Thursday, 9 June 2011

Really? This passes for Parliamentary Research?

Well, well, well, look what I've found!!

After weeks of asking and several Freedom Of Information requests, I've finally unearthed the "assessment" the DWP did into Time Limiting ESA!! Clearly I use the word assessment in much the way ATOS do. In other words, pick a policy and then write some stuff that proves what you want to say.

Just in case, in the very unlikely event that you are not an uber-geek like me and you can't stay awake long enough to plough through 16 pages of fairy stories, here's a quick summary :

-It overwhelmingly affects the poorest most. The % impact falls from the highest in the 1st decile of earnings to the lowest in the 10th.
-It estimates that 60% will simply switch to income based ESA and not be affected. This is absolutely ridiculous, pie-in the sky rubbish. I have absolutely no idea how they can make this claim.
- The report concludes that over the term of the parliament 90% of those placed into the Work Related Activity Group (WRAG) will be affected.
-ALL groups will lose income on average through this measure.
-It is based on an assumption that 50% of claims will be appealed!!! How are they able to go forward with a system this inaccurate?
-The report itself claims that 700,000 will be affected by the Time Limit - a figure previously hotly debated, ranging from 400,000 to 1 million. It is expected to cut benefits for those not fully fit for work by 1.2 billion per year.
- The report acknowledges, just as I've been warning, that this is a disincentive to work and may push couples into divorce or into giving up on work altogether. However, they admit that they have no idea how significant this will be.

Possibly the most astonishing part is the claim that the Social Impacts did not need to be investigated, neither under the categories of Health and Well-being, Human Rights or the Justice System. (It does go on to say that an equalities assessment was carried out, which I will do my best to unearth)

As far as I can tell, the research is deeply flawed, based on inaccurate assumptions, incomplete and surely, illegal. If you discount the assumption that 60% will simply move to income based ESA, which I believe is just not true, it is a damning look into what passes for parliamentary research in our so called democracy.


  1. Well I've already been asked if I'd consider a divorce to keep a roof over my child's head, so it's certainly something couples are seriously floating as an option.

  2. It estimates that 60% will simply switch to income based ESA and not be affected. This is absolutely ridiculous, pie-in the sky rubbish. I have absolutely no idea how they can make this claim.

    It MIGHT be true, but only if it were based on the number of people currently receiving Incapacity Benefit (contributions-based) topped up by Income Support (which is means tested). And if it were I would have thought they'd have explained that.

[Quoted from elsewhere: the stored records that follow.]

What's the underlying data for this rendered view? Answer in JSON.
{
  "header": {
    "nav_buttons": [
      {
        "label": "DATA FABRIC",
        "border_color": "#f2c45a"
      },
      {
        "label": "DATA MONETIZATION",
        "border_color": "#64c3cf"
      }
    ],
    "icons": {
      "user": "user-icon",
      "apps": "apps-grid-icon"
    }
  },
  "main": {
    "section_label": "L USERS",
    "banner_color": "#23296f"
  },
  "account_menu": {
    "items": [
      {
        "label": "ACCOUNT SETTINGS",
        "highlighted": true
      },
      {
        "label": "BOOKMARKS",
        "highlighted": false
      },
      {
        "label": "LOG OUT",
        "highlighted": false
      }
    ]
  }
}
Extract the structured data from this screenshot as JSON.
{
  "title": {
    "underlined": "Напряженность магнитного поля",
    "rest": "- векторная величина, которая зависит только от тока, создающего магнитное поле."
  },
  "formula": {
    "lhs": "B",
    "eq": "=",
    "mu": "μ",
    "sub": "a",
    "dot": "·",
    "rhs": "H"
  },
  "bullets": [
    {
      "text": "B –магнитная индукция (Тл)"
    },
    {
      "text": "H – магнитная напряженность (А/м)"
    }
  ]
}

  3. I came across it a while ago -- wish I'd known you were looking for it! The impact assessment can basically be summed up as 'they're disabled, if they can't be cured and they can't be bothered to find a job, then they deserve everything they get'

    They didn't really discuss the consequences for people in my position - single with savings. If my disability doesn't allow me to get back into employment then it basically means I have to sacrifice the vast majority of the money I've managed to put aside through 20-odd years of employment. Effectively the message it gives is that if you're disabled, don't bother saving, the government will simply take it off you when your disability catches up with your ability to work -- so screw saving and live for the now!

    Which somehow doesn't seem entirely in line with all that Tory dogma about fiscal responsibility and investing in the future.....

  4. Just as an incidental, people might like this little positive article on one of America's leading progressive sites:

    Didn't know where else to post it, sorry. I've nothing to say on the above blog post that I haven't said already, except thanks for writing it Sue.

  5. The UK official position is that at least 1 in 5 and from some reports 1 in 4 of the population were covered by the definition of disability in the DDA and the Equality Act has a slightly wider definition, so 1 in 7 is actually a gross underestimate.

  6. Ah, but David you have to remember that it's "people on earth". Yes in the UK (and US) it's about 1 in 5. But you have to take into account countries that don't have our medical care. In this country people survive accidents and illnesses but are left impaired. There are places in the world where people would die.

  7. I can't remember the exact details or numbers, but I'm reasonably sure that research suggests the majority of disabled people in the world are in developing countries (where impairment is often less easily treated than in the minority world, and therefore more likely to become permanent). I can try to find the evidence when I'm up and about.